* Requiring payment immediately (or within 24 hours) of registration, even though some who qualify for tuition scholarship or grant cannot receive it by registration time.
* Escalating demands on teachers to provide more and more “learning outcome” data.

The consequence of these changes has predictably been dissatisfaction among students, declining enrollment, reductions in classrooms and faculty and increasing distrust between faculty and administration.


It’s now seven months since the ACCJC decision to “Terminate Accreditation” and we have finally learned that the request is denied. The process has been exceedingly slow and meanwhile CCSF continues to hemmorage. It appears this is how STWEP Agrella may like it since it gives them more time to unilaterally impose more changes (contracts and governance changes) in a crisis situation.

ACCJC has said the Review process is part of the Appeals process and must follow those rules. However in a double standard, they have not followed the federally mandated requirements of due process in the Appeals Process. For example, under federal regulations the Appeals Panel should not be an advisory panel; it must have decision making authority. But under ACCJC the panel only had advisory responsibility.

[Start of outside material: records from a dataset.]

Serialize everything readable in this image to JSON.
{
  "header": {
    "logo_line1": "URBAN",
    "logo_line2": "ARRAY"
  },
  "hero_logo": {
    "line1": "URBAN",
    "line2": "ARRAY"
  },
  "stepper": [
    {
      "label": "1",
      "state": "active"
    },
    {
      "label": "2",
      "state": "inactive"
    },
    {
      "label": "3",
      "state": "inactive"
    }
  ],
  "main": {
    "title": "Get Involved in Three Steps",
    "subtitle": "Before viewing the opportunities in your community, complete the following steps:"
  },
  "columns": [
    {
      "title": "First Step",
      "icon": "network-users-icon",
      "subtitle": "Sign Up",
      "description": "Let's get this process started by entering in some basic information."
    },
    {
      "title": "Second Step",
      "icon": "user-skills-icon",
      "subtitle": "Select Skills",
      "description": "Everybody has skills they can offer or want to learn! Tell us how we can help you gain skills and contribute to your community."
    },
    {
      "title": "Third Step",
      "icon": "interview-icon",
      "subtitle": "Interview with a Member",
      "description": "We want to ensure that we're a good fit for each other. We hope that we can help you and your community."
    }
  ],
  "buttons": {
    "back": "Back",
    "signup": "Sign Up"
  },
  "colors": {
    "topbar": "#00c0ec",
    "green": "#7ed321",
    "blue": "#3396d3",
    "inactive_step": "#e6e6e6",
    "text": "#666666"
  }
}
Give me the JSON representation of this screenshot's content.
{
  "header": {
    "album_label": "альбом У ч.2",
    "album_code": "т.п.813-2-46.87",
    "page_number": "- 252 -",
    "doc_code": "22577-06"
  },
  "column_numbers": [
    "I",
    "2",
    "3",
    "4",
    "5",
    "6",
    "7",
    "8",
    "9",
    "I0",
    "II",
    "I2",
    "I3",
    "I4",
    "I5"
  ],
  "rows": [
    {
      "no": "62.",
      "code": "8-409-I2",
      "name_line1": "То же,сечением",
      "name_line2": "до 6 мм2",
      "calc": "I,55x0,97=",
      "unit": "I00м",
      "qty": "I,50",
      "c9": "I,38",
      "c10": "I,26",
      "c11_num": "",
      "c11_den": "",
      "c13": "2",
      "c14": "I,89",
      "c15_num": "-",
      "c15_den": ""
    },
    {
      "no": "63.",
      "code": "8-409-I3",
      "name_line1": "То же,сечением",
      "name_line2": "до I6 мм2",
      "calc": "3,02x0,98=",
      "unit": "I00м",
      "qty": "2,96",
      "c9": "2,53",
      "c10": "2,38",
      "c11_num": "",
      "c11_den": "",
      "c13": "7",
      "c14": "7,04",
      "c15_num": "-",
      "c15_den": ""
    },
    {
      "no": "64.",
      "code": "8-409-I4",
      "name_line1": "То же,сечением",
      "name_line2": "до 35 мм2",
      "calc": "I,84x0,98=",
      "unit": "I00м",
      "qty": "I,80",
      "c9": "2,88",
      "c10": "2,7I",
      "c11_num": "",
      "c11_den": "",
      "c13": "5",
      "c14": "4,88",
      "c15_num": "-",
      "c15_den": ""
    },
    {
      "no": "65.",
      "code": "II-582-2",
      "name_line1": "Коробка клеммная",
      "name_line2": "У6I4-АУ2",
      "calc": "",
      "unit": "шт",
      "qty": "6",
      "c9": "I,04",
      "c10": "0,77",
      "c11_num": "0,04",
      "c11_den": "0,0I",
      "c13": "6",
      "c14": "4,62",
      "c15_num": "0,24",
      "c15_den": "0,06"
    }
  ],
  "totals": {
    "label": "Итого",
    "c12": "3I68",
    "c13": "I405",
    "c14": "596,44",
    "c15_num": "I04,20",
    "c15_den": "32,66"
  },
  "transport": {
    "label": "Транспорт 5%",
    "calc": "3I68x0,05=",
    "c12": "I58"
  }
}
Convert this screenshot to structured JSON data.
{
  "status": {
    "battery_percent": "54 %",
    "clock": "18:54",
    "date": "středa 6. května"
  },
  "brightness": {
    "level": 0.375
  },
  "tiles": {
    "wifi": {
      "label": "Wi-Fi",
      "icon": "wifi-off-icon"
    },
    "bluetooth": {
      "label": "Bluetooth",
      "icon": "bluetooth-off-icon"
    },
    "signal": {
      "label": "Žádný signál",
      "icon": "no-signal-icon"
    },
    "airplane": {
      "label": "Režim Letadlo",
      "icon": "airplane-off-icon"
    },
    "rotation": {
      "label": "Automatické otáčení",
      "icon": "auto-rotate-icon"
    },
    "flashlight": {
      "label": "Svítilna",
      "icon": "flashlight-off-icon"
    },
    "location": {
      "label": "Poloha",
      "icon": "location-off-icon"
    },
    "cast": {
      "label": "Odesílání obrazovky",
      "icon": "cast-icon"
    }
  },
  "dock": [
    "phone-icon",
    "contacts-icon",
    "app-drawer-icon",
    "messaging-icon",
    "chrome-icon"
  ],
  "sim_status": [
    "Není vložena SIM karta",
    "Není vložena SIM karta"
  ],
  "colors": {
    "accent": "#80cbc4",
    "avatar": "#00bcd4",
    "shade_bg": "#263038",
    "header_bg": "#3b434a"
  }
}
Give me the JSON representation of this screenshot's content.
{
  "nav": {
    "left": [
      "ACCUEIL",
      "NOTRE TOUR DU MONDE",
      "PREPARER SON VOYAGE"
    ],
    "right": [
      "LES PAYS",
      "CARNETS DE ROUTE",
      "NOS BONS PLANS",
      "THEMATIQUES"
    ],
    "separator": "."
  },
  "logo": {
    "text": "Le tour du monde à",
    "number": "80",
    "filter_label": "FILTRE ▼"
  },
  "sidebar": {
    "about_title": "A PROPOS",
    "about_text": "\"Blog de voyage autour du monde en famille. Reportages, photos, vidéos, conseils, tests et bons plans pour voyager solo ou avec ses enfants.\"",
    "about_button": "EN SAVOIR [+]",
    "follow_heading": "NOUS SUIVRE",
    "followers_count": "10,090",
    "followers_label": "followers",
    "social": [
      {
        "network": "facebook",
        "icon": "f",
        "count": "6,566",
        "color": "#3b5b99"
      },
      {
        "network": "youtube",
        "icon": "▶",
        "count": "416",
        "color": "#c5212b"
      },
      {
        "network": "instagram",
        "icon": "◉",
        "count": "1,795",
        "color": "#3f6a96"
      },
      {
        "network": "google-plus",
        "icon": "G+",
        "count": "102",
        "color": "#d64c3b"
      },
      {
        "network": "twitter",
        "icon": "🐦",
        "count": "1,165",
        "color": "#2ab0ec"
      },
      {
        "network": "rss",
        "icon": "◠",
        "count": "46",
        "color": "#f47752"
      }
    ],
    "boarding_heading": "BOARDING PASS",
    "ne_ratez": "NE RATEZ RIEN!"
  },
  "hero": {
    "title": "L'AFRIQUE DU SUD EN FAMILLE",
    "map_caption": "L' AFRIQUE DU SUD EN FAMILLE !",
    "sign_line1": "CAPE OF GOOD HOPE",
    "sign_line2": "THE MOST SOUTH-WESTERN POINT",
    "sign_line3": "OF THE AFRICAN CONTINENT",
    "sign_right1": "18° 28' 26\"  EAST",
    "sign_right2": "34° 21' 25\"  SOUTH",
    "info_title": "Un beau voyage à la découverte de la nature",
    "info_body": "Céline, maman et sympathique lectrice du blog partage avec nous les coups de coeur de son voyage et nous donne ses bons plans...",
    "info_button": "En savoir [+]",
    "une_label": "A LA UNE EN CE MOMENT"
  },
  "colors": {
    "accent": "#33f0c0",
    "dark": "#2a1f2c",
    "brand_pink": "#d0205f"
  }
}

Seven months after being hit with Loss of Accreditation decision, CCSF is now finally able to file a full Appeal of that decision. Given Agrella’s history, should we have confidence that he will advocate for CCSF?


Under newly created ACCJC bylaws, the appeal must be filed according to “The Appeals Procedure Manual”. A preliminary version of this document says

“information about the time and place of the Hearing, the identity of the Hearing Panel members, the grounds for appeal, strategies for appeal, and documents submitted by either party that describe its arguments and positions relative to the appeal may not be disclosed to the general public, the press, or posted on any website”

ACCJC has selected the members of the “Appeals Panel”. Of the thirteen appointed members, there is only one teacher.

When STWEP Agrella filed the Review Request he said he could not use the findings of the Dept of Education against ACCJC because that was a “third party” complaint and he did not want to join the “attack on the Commission”. His explanation was illogical because the request was to use the findings of the Dept of Education not to enjoin the AFT complaint. The Dept of Education is the ultimate authority and to refuse to use their findings against ACCJC’s evaluation and action against CCSF is a clear betrayal. That decision demonstrates that Agrella is unwilling or unable to represent CCSF.

STWEP Agrella and California Community College Chancellor Harris have often said “Don’t argue with the referee”. Normally that is good advice and sensible practice. But, as any good coach knows, there are times when you have to criticize a referee who is making bad calls or make a strong appeal. In this case, the lives of tens of thousands of people connected to CCSF have been significantly disrupted and damaged. A proud institution has been severely damaged and the public greatly confused. The Dept of Education determined that ACCJC’s evaluation and actions against CCSF violated federal regulations.

If they are to regain any semblance of credibility, STWEP Agrella and Chancellor Tyler must consult with people who truly represent CCSF and file a REAL APPEAL of ACCJC’s horrendous actions against the college.

Rick Sterling is a community college graduate and retired electronics/aerospace engineer.
He can be contacted via

Filed under: Archive